Each line of the data below should be restated exactly, with images left out.

________________

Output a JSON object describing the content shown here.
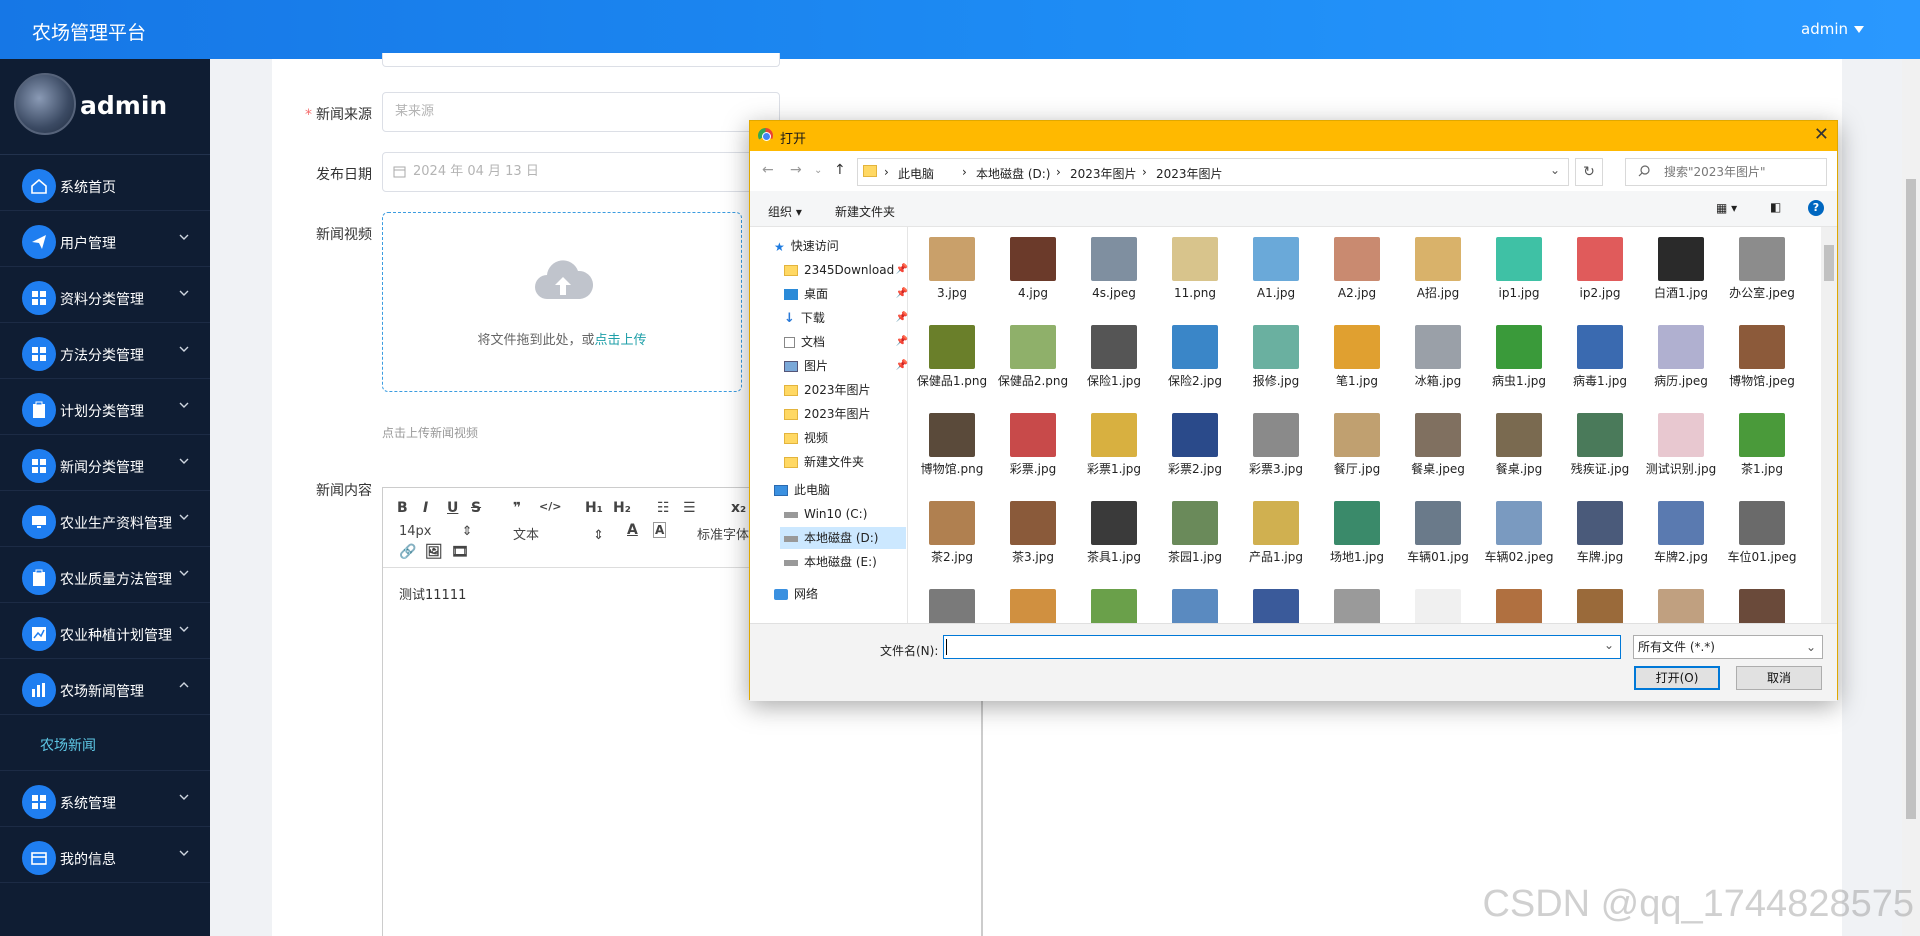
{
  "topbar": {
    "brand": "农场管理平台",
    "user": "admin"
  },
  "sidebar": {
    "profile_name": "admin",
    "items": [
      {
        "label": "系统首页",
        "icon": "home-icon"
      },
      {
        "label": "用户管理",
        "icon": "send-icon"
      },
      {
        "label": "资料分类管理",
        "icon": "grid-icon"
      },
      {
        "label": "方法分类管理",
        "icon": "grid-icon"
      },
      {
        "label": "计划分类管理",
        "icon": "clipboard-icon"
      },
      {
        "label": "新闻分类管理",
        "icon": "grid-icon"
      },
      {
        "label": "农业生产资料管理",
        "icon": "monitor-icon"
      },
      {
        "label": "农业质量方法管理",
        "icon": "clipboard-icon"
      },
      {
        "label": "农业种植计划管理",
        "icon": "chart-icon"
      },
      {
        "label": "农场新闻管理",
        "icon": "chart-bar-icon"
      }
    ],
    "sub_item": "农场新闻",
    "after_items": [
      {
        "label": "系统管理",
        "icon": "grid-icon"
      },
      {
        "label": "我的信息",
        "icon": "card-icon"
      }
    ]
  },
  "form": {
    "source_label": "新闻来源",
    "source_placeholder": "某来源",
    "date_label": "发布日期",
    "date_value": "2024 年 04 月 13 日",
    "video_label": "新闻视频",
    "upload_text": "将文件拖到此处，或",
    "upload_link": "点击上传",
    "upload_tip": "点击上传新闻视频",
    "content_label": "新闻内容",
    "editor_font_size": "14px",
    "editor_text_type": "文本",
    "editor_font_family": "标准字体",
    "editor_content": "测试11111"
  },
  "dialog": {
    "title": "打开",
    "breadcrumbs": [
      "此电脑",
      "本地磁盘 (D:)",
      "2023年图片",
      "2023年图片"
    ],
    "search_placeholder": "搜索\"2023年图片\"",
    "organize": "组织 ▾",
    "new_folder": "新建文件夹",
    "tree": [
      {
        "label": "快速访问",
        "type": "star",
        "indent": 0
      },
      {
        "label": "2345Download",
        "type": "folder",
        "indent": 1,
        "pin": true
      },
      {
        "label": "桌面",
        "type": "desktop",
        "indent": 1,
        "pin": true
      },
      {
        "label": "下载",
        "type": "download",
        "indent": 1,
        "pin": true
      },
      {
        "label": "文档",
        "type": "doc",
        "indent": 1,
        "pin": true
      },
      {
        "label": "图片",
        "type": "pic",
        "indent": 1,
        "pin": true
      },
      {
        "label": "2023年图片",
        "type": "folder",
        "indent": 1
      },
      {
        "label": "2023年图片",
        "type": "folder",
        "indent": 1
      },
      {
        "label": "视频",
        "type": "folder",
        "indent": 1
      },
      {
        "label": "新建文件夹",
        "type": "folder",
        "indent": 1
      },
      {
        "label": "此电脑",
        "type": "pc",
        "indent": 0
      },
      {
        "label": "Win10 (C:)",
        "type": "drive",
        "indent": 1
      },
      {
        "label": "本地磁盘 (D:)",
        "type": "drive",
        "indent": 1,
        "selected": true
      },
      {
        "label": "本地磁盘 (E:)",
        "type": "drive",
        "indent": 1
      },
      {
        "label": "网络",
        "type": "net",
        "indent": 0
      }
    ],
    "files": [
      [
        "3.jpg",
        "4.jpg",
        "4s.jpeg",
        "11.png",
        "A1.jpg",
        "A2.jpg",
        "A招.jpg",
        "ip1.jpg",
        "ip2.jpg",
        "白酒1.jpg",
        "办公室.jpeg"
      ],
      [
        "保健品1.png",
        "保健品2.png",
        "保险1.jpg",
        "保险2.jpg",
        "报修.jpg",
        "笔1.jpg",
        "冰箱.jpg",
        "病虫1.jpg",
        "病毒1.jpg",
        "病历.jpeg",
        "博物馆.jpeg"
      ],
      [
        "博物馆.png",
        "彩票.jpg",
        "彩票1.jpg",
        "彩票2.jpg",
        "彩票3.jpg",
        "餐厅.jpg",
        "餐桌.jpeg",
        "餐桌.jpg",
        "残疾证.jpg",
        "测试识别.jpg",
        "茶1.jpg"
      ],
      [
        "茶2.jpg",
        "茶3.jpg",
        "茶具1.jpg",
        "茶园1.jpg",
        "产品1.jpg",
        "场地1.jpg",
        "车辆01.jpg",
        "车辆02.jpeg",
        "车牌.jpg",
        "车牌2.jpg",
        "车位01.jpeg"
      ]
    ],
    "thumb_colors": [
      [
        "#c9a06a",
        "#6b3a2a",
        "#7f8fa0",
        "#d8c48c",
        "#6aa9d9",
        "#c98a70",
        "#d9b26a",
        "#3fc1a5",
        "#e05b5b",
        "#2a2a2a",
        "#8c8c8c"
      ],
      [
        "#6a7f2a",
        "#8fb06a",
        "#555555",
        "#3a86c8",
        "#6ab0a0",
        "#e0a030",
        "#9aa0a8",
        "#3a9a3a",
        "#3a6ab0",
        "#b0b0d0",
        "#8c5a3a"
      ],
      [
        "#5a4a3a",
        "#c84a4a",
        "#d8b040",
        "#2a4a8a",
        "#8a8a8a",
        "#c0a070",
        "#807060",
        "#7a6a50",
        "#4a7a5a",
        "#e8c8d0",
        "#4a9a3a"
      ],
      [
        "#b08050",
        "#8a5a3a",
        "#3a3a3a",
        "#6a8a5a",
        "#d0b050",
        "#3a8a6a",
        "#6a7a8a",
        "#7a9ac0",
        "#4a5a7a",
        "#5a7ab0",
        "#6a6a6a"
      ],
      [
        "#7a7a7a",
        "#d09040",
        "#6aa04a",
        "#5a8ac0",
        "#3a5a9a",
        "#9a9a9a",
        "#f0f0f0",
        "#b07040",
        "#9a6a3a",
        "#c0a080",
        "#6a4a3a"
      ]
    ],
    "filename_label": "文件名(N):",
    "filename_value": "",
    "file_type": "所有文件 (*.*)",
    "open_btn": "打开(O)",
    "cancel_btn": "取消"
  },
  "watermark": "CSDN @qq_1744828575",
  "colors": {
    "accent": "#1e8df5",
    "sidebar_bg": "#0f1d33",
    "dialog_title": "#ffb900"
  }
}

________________

Answer box:
Output a JSON object describing the content shown here.
{
  "topbar": {
    "brand": "农场管理平台",
    "user": "admin"
  },
  "sidebar": {
    "profile_name": "admin",
    "items": [
      {
        "label": "系统首页",
        "icon": "home-icon"
      },
      {
        "label": "用户管理",
        "icon": "send-icon"
      },
      {
        "label": "资料分类管理",
        "icon": "grid-icon"
      },
      {
        "label": "方法分类管理",
        "icon": "grid-icon"
      },
      {
        "label": "计划分类管理",
        "icon": "clipboard-icon"
      },
      {
        "label": "新闻分类管理",
        "icon": "grid-icon"
      },
      {
        "label": "农业生产资料管理",
        "icon": "monitor-icon"
      },
      {
        "label": "农业质量方法管理",
        "icon": "clipboard-icon"
      },
      {
        "label": "农业种植计划管理",
        "icon": "chart-icon"
      },
      {
        "label": "农场新闻管理",
        "icon": "chart-bar-icon"
      }
    ],
    "sub_item": "农场新闻",
    "after_items": [
      {
        "label": "系统管理",
        "icon": "grid-icon"
      },
      {
        "label": "我的信息",
        "icon": "card-icon"
      }
    ]
  },
  "form": {
    "source_label": "新闻来源",
    "source_placeholder": "某来源",
    "date_label": "发布日期",
    "date_value": "2024 年 04 月 13 日",
    "video_label": "新闻视频",
    "upload_text": "将文件拖到此处，或",
    "upload_link": "点击上传",
    "upload_tip": "点击上传新闻视频",
    "content_label": "新闻内容",
    "editor_font_size": "14px",
    "editor_text_type": "文本",
    "editor_font_family": "标准字体",
    "editor_content": "测试11111"
  },
  "dialog": {
    "title": "打开",
    "breadcrumbs": [
      "此电脑",
      "本地磁盘 (D:)",
      "2023年图片",
      "2023年图片"
    ],
    "search_placeholder": "搜索\"2023年图片\"",
    "organize": "组织 ▾",
    "new_folder": "新建文件夹",
    "tree": [
      {
        "label": "快速访问",
        "type": "star",
        "indent": 0
      },
      {
        "label": "2345Download",
        "type": "folder",
        "indent": 1,
        "pin": true
      },
      {
        "label": "桌面",
        "type": "desktop",
        "indent": 1,
        "pin": true
      },
      {
        "label": "下载",
        "type": "download",
        "indent": 1,
        "pin": true
      },
      {
        "label": "文档",
        "type": "doc",
        "indent": 1,
        "pin": true
      },
      {
        "label": "图片",
        "type": "pic",
        "indent": 1,
        "pin": true
      },
      {
        "label": "2023年图片",
        "type": "folder",
        "indent": 1
      },
      {
        "label": "2023年图片",
        "type": "folder",
        "indent": 1
      },
      {
        "label": "视频",
        "type": "folder",
        "indent": 1
      },
      {
        "label": "新建文件夹",
        "type": "folder",
        "indent": 1
      },
      {
        "label": "此电脑",
        "type": "pc",
        "indent": 0
      },
      {
        "label": "Win10 (C:)",
        "type": "drive",
        "indent": 1
      },
      {
        "label": "本地磁盘 (D:)",
        "type": "drive",
        "indent": 1,
        "selected": true
      },
      {
        "label": "本地磁盘 (E:)",
        "type": "drive",
        "indent": 1
      },
      {
        "label": "网络",
        "type": "net",
        "indent": 0
      }
    ],
    "files": [
      [
        "3.jpg",
        "4.jpg",
        "4s.jpeg",
        "11.png",
        "A1.jpg",
        "A2.jpg",
        "A招.jpg",
        "ip1.jpg",
        "ip2.jpg",
        "白酒1.jpg",
        "办公室.jpeg"
      ],
      [
        "保健品1.png",
        "保健品2.png",
        "保险1.jpg",
        "保险2.jpg",
        "报修.jpg",
        "笔1.jpg",
        "冰箱.jpg",
        "病虫1.jpg",
        "病毒1.jpg",
        "病历.jpeg",
        "博物馆.jpeg"
      ],
      [
        "博物馆.png",
        "彩票.jpg",
        "彩票1.jpg",
        "彩票2.jpg",
        "彩票3.jpg",
        "餐厅.jpg",
        "餐桌.jpeg",
        "餐桌.jpg",
        "残疾证.jpg",
        "测试识别.jpg",
        "茶1.jpg"
      ],
      [
        "茶2.jpg",
        "茶3.jpg",
        "茶具1.jpg",
        "茶园1.jpg",
        "产品1.jpg",
        "场地1.jpg",
        "车辆01.jpg",
        "车辆02.jpeg",
        "车牌.jpg",
        "车牌2.jpg",
        "车位01.jpeg"
      ]
    ],
    "thumb_colors": [
      [
        "#c9a06a",
        "#6b3a2a",
        "#7f8fa0",
        "#d8c48c",
        "#6aa9d9",
        "#c98a70",
        "#d9b26a",
        "#3fc1a5",
        "#e05b5b",
        "#2a2a2a",
        "#8c8c8c"
      ],
      [
        "#6a7f2a",
        "#8fb06a",
        "#555555",
        "#3a86c8",
        "#6ab0a0",
        "#e0a030",
        "#9aa0a8",
        "#3a9a3a",
        "#3a6ab0",
        "#b0b0d0",
        "#8c5a3a"
      ],
      [
        "#5a4a3a",
        "#c84a4a",
        "#d8b040",
        "#2a4a8a",
        "#8a8a8a",
        "#c0a070",
        "#807060",
        "#7a6a50",
        "#4a7a5a",
        "#e8c8d0",
        "#4a9a3a"
      ],
      [
        "#b08050",
        "#8a5a3a",
        "#3a3a3a",
        "#6a8a5a",
        "#d0b050",
        "#3a8a6a",
        "#6a7a8a",
        "#7a9ac0",
        "#4a5a7a",
        "#5a7ab0",
        "#6a6a6a"
      ],
      [
        "#7a7a7a",
        "#d09040",
        "#6aa04a",
        "#5a8ac0",
        "#3a5a9a",
        "#9a9a9a",
        "#f0f0f0",
        "#b07040",
        "#9a6a3a",
        "#c0a080",
        "#6a4a3a"
      ]
    ],
    "filename_label": "文件名(N):",
    "filename_value": "",
    "file_type": "所有文件 (*.*)",
    "open_btn": "打开(O)",
    "cancel_btn": "取消"
  },
  "watermark": "CSDN @qq_1744828575",
  "colors": {
    "accent": "#1e8df5",
    "sidebar_bg": "#0f1d33",
    "dialog_title": "#ffb900"
  }
}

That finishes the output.